* [EXERCISE DIRECTIONS] The data must be returned exactly. No line may be left out.

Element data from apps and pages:
- Opening Delimiter -

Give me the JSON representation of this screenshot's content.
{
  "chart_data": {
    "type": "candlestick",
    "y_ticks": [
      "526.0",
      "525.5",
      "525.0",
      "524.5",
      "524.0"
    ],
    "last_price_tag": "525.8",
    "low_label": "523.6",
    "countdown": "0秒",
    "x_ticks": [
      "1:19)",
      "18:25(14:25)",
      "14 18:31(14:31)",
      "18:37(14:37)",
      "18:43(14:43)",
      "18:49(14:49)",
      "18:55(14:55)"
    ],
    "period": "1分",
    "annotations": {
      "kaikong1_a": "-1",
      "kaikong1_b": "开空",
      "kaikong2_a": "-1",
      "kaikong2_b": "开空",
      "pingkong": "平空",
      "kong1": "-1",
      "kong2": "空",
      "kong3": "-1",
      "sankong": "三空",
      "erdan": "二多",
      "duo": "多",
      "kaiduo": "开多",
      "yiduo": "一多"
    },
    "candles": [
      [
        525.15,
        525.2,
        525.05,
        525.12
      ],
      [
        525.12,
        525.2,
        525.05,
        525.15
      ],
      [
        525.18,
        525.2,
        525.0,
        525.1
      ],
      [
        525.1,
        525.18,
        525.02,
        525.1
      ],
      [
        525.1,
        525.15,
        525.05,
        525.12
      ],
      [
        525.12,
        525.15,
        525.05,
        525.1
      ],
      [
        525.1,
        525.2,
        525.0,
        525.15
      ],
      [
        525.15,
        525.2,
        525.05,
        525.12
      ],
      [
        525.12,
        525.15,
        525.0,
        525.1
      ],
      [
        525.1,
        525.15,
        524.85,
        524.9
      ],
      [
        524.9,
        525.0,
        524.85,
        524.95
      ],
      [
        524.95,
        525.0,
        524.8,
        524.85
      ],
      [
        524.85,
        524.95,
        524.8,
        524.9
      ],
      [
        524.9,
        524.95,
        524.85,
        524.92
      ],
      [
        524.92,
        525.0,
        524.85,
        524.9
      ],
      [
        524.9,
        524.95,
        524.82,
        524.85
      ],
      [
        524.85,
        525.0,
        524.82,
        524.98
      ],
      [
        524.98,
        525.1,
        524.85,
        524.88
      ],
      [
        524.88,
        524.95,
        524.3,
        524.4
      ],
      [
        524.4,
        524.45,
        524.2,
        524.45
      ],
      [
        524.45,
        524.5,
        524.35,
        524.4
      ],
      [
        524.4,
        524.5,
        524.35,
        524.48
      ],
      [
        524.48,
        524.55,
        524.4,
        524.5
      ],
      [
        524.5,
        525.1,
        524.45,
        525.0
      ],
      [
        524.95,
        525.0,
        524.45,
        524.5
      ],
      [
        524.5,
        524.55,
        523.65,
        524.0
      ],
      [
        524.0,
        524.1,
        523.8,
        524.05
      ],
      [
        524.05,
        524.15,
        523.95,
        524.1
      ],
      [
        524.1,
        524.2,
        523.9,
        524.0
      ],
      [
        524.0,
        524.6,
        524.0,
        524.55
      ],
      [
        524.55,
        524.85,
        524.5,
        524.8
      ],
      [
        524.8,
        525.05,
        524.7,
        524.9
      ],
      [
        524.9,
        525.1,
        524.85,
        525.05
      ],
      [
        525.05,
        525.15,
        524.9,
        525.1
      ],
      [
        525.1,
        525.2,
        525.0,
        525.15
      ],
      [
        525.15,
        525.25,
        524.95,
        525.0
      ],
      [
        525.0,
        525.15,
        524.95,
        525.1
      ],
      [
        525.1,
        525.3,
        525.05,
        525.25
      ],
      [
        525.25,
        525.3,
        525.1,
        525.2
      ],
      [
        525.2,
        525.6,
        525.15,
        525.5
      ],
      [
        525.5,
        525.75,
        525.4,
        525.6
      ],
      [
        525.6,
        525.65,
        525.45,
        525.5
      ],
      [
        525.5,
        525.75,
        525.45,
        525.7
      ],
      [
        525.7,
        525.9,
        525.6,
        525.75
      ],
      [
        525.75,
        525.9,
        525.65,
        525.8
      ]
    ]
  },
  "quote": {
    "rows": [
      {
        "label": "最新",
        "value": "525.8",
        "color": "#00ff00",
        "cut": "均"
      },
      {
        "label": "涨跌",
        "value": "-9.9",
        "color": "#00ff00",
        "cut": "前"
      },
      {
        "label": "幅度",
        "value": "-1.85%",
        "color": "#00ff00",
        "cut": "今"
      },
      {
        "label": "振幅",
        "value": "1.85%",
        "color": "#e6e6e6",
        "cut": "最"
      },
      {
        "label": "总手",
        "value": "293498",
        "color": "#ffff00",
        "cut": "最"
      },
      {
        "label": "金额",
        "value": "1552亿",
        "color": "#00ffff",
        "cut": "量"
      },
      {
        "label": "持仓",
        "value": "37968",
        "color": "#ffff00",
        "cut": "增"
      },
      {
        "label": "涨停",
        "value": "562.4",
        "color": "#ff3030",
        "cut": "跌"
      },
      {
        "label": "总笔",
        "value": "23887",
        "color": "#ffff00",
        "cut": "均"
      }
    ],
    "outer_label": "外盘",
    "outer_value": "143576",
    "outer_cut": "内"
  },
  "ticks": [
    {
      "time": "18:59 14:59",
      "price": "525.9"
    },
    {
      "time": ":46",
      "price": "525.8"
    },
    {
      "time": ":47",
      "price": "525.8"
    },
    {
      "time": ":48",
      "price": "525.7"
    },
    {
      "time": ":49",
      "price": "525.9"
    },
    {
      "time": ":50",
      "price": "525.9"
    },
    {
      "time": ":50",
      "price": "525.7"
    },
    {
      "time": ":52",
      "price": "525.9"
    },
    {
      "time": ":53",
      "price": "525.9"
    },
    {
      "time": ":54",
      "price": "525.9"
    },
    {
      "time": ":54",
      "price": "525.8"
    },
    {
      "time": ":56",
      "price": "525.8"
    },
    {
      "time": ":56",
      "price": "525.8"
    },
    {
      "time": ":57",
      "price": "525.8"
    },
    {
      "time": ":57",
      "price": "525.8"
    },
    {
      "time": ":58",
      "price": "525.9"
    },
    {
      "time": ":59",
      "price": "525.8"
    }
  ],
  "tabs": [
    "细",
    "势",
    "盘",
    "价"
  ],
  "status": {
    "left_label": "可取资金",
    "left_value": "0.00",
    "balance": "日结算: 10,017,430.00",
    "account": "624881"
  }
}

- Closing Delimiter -

* [SOLVED EXERCISE]
Give me the JSON representation of this screenshot's content.
{
  "chart_data": {
    "type": "candlestick",
    "y_ticks": [
      "526.0",
      "525.5",
      "525.0",
      "524.5",
      "524.0"
    ],
    "last_price_tag": "525.8",
    "low_label": "523.6",
    "countdown": "0秒",
    "x_ticks": [
      "1:19)",
      "18:25(14:25)",
      "14 18:31(14:31)",
      "18:37(14:37)",
      "18:43(14:43)",
      "18:49(14:49)",
      "18:55(14:55)"
    ],
    "period": "1分",
    "annotations": {
      "kaikong1_a": "-1",
      "kaikong1_b": "开空",
      "kaikong2_a": "-1",
      "kaikong2_b": "开空",
      "pingkong": "平空",
      "kong1": "-1",
      "kong2": "空",
      "kong3": "-1",
      "sankong": "三空",
      "erdan": "二多",
      "duo": "多",
      "kaiduo": "开多",
      "yiduo": "一多"
    },
    "candles": [
      [
        525.15,
        525.2,
        525.05,
        525.12
      ],
      [
        525.12,
        525.2,
        525.05,
        525.15
      ],
      [
        525.18,
        525.2,
        525.0,
        525.1
      ],
      [
        525.1,
        525.18,
        525.02,
        525.1
      ],
      [
        525.1,
        525.15,
        525.05,
        525.12
      ],
      [
        525.12,
        525.15,
        525.05,
        525.1
      ],
      [
        525.1,
        525.2,
        525.0,
        525.15
      ],
      [
        525.15,
        525.2,
        525.05,
        525.12
      ],
      [
        525.12,
        525.15,
        525.0,
        525.1
      ],
      [
        525.1,
        525.15,
        524.85,
        524.9
      ],
      [
        524.9,
        525.0,
        524.85,
        524.95
      ],
      [
        524.95,
        525.0,
        524.8,
        524.85
      ],
      [
        524.85,
        524.95,
        524.8,
        524.9
      ],
      [
        524.9,
        524.95,
        524.85,
        524.92
      ],
      [
        524.92,
        525.0,
        524.85,
        524.9
      ],
      [
        524.9,
        524.95,
        524.82,
        524.85
      ],
      [
        524.85,
        525.0,
        524.82,
        524.98
      ],
      [
        524.98,
        525.1,
        524.85,
        524.88
      ],
      [
        524.88,
        524.95,
        524.3,
        524.4
      ],
      [
        524.4,
        524.45,
        524.2,
        524.45
      ],
      [
        524.45,
        524.5,
        524.35,
        524.4
      ],
      [
        524.4,
        524.5,
        524.35,
        524.48
      ],
      [
        524.48,
        524.55,
        524.4,
        524.5
      ],
      [
        524.5,
        525.1,
        524.45,
        525.0
      ],
      [
        524.95,
        525.0,
        524.45,
        524.5
      ],
      [
        524.5,
        524.55,
        523.65,
        524.0
      ],
      [
        524.0,
        524.1,
        523.8,
        524.05
      ],
      [
        524.05,
        524.15,
        523.95,
        524.1
      ],
      [
        524.1,
        524.2,
        523.9,
        524.0
      ],
      [
        524.0,
        524.6,
        524.0,
        524.55
      ],
      [
        524.55,
        524.85,
        524.5,
        524.8
      ],
      [
        524.8,
        525.05,
        524.7,
        524.9
      ],
      [
        524.9,
        525.1,
        524.85,
        525.05
      ],
      [
        525.05,
        525.15,
        524.9,
        525.1
      ],
      [
        525.1,
        525.2,
        525.0,
        525.15
      ],
      [
        525.15,
        525.25,
        524.95,
        525.0
      ],
      [
        525.0,
        525.15,
        524.95,
        525.1
      ],
      [
        525.1,
        525.3,
        525.05,
        525.25
      ],
      [
        525.25,
        525.3,
        525.1,
        525.2
      ],
      [
        525.2,
        525.6,
        525.15,
        525.5
      ],
      [
        525.5,
        525.75,
        525.4,
        525.6
      ],
      [
        525.6,
        525.65,
        525.45,
        525.5
      ],
      [
        525.5,
        525.75,
        525.45,
        525.7
      ],
      [
        525.7,
        525.9,
        525.6,
        525.75
      ],
      [
        525.75,
        525.9,
        525.65,
        525.8
      ]
    ]
  },
  "quote": {
    "rows": [
      {
        "label": "最新",
        "value": "525.8",
        "color": "#00ff00",
        "cut": "均"
      },
      {
        "label": "涨跌",
        "value": "-9.9",
        "color": "#00ff00",
        "cut": "前"
      },
      {
        "label": "幅度",
        "value": "-1.85%",
        "color": "#00ff00",
        "cut": "今"
      },
      {
        "label": "振幅",
        "value": "1.85%",
        "color": "#e6e6e6",
        "cut": "最"
      },
      {
        "label": "总手",
        "value": "293498",
        "color": "#ffff00",
        "cut": "最"
      },
      {
        "label": "金额",
        "value": "1552亿",
        "color": "#00ffff",
        "cut": "量"
      },
      {
        "label": "持仓",
        "value": "37968",
        "color": "#ffff00",
        "cut": "增"
      },
      {
        "label": "涨停",
        "value": "562.4",
        "color": "#ff3030",
        "cut": "跌"
      },
      {
        "label": "总笔",
        "value": "23887",
        "color": "#ffff00",
        "cut": "均"
      }
    ],
    "outer_label": "外盘",
    "outer_value": "143576",
    "outer_cut": "内"
  },
  "ticks": [
    {
      "time": "18:59 14:59",
      "price": "525.9"
    },
    {
      "time": ":46",
      "price": "525.8"
    },
    {
      "time": ":47",
      "price": "525.8"
    },
    {
      "time": ":48",
      "price": "525.7"
    },
    {
      "time": ":49",
      "price": "525.9"
    },
    {
      "time": ":50",
      "price": "525.9"
    },
    {
      "time": ":50",
      "price": "525.7"
    },
    {
      "time": ":52",
      "price": "525.9"
    },
    {
      "time": ":53",
      "price": "525.9"
    },
    {
      "time": ":54",
      "price": "525.9"
    },
    {
      "time": ":54",
      "price": "525.8"
    },
    {
      "time": ":56",
      "price": "525.8"
    },
    {
      "time": ":56",
      "price": "525.8"
    },
    {
      "time": ":57",
      "price": "525.8"
    },
    {
      "time": ":57",
      "price": "525.8"
    },
    {
      "time": ":58",
      "price": "525.9"
    },
    {
      "time": ":59",
      "price": "525.8"
    }
  ],
  "tabs": [
    "细",
    "势",
    "盘",
    "价"
  ],
  "status": {
    "left_label": "可取资金",
    "left_value": "0.00",
    "balance": "日结算: 10,017,430.00",
    "account": "624881"
  }
}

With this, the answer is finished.